Urban development, land clearance for agriculture and natural resource extraction can have significant aquatic habitat impacts. Efforts are underway to maintain functioning riparian habitat and adopt sector best management practices to mitigate harm while work continues to restore access to productive habitats by removing barriers to fish passage.
Identifying aquatic habitat
Aquatic habitat in B.C. include wetlands, lakes and water courses ranging from ephemeral and intermittent streams to major river systems including the Fraser, Skeena and Columbia. The trees and vegetation adjacent to these water bodies contribute to the vitality of aquatic habitat by providing shade (moderating water temperatures), woody debris and habitat for prey species aquatic organisms depend upon.
B.C. has developed extensive resources that track the presence, nature and fish populations associated with aquatic habitat across the province.
Monitoring watershed and habitat condition
Monitoring aspects of aquatic habitat, include elements like lake and river nutrient loading, water temperature changes, seasonal variability in water flow rates, quality of spawning habitat, play a critical role in understanding and developing populations projections to guide conservation efforts and identify recreational fishing opportunities.
In an effort to better understand how past practices impacted riparian and aquatic habitat, the province has undertaken long term studies examining the short and long term impacts of forestry activity on watershed function, habitat and fish populations. Lessons learned have guided subsequent resource activities which continue to be informed by focused and integrated monitoring protocols as exemplified by the Forest and Range Evaluation Program (FREP)

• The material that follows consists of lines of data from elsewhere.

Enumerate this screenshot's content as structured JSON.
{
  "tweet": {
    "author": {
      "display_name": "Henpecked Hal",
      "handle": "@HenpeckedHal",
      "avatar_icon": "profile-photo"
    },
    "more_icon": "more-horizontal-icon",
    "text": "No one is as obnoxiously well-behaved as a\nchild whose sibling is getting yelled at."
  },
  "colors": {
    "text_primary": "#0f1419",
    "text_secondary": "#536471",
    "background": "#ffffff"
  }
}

FREP employs two protocols to evaluate impacts to fish habitat at different scales:
Fish and Riparian habitat assessments are also addressed in FREP Multiple Resource Value Assessments.

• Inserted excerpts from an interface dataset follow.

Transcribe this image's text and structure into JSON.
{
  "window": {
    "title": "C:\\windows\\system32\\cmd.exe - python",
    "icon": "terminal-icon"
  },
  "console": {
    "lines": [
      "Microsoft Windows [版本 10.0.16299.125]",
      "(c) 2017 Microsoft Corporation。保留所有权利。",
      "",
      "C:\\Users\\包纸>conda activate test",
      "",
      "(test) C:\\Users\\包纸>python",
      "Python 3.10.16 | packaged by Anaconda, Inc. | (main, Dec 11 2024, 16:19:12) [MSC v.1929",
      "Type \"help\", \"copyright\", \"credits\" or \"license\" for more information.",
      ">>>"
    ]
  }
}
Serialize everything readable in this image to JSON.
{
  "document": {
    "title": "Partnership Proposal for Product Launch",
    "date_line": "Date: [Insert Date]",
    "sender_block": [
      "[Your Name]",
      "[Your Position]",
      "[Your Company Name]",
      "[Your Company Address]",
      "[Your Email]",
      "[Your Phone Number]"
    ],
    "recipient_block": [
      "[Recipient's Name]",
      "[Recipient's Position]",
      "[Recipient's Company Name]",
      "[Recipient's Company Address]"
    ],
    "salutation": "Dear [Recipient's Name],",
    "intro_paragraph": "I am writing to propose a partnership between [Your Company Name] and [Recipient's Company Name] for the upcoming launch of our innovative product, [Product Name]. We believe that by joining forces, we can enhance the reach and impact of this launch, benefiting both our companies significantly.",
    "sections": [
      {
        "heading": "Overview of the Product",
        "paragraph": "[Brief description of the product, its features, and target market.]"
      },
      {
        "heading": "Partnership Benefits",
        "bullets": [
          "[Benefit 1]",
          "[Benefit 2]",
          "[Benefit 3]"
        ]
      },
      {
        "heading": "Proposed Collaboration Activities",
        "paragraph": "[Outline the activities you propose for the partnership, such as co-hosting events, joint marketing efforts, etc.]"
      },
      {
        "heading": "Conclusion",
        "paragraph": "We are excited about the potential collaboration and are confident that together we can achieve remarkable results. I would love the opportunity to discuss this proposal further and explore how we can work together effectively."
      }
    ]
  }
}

Maintaining existing habitat
Negative effects of development on fish habitat include overland run-off resulting in erosion of riparian areas and introduction of sediments, loss of stream-side vegetation which supports insect populations while providing stream cooling shade, and structures which create barriers to fish practices, notably culverts at road crossings. Within agricultural and urban areas, surface run-off may also introduce a range of chemicals from nitrogen rich fertilizer which can cause algal blooms to pesticides and motor oil.

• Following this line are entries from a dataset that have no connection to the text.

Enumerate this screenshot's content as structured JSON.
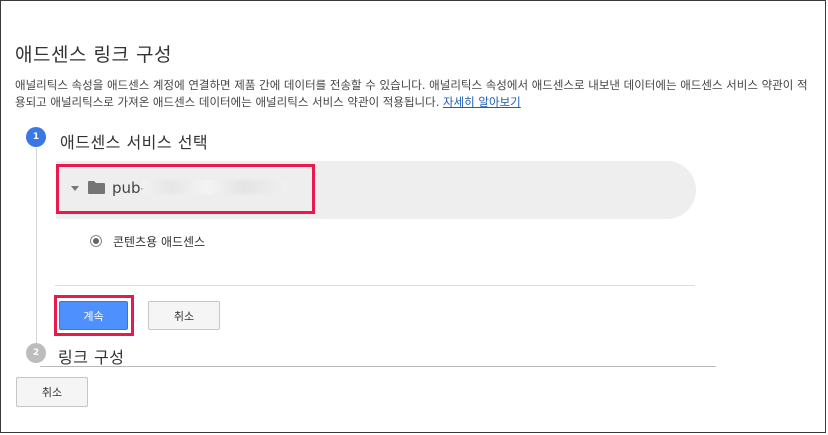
{
  "page": {
    "title": "애드센스 링크 구성",
    "description": "애널리틱스 속성을 애드센스 계정에 연결하면 제품 간에 데이터를 전송할 수 있습니다. 애널리틱스 속성에서 애드센스로 내보낸 데이터에는 애드센스 서비스 약관이 적용되고 애널리틱스로 가져온 애드센스 데이터에는 애널리틱스 서비스 약관이 적용됩니다.",
    "learn_more": "자세히 알아보기"
  },
  "step1": {
    "number": "1",
    "label": "애드센스 서비스 선택",
    "account_prefix": "pub-",
    "account_icon": "folder-icon",
    "radio_label": "콘텐츠용 애드센스",
    "continue_label": "계속",
    "cancel_label": "취소"
  },
  "step2": {
    "number": "2",
    "label": "링크 구성"
  },
  "footer": {
    "cancel_label": "취소"
  },
  "colors": {
    "accent": "#4d90fe",
    "highlight": "#e8194f",
    "step_active": "#3b78e7",
    "step_inactive": "#bdbdbd"
  }
}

Provincial efforts to address this host of challenges has taken many forms including the creation of legislation and regulations, monitoring and enforcement activities, recycling and information programs and development of best management practices how to guide proponents to undertake their work in an appropriate and responsible manner.
Spatial designations provide additional protection for established:
Reclaiming impacted habitat
Currently there is a considerable amount of aquatic habitat that has either been lost entirely by development, negatively impacted by historic practices or alienated due to the introduction of barriers including stream crossings for roads
The provincial Fish Passage program is based on a strategic analysis of impacted aquatic habitat that concluded restoring access to productive fish habitat by remediating road crossings was the most cost effective way to improve fish habitat concerns.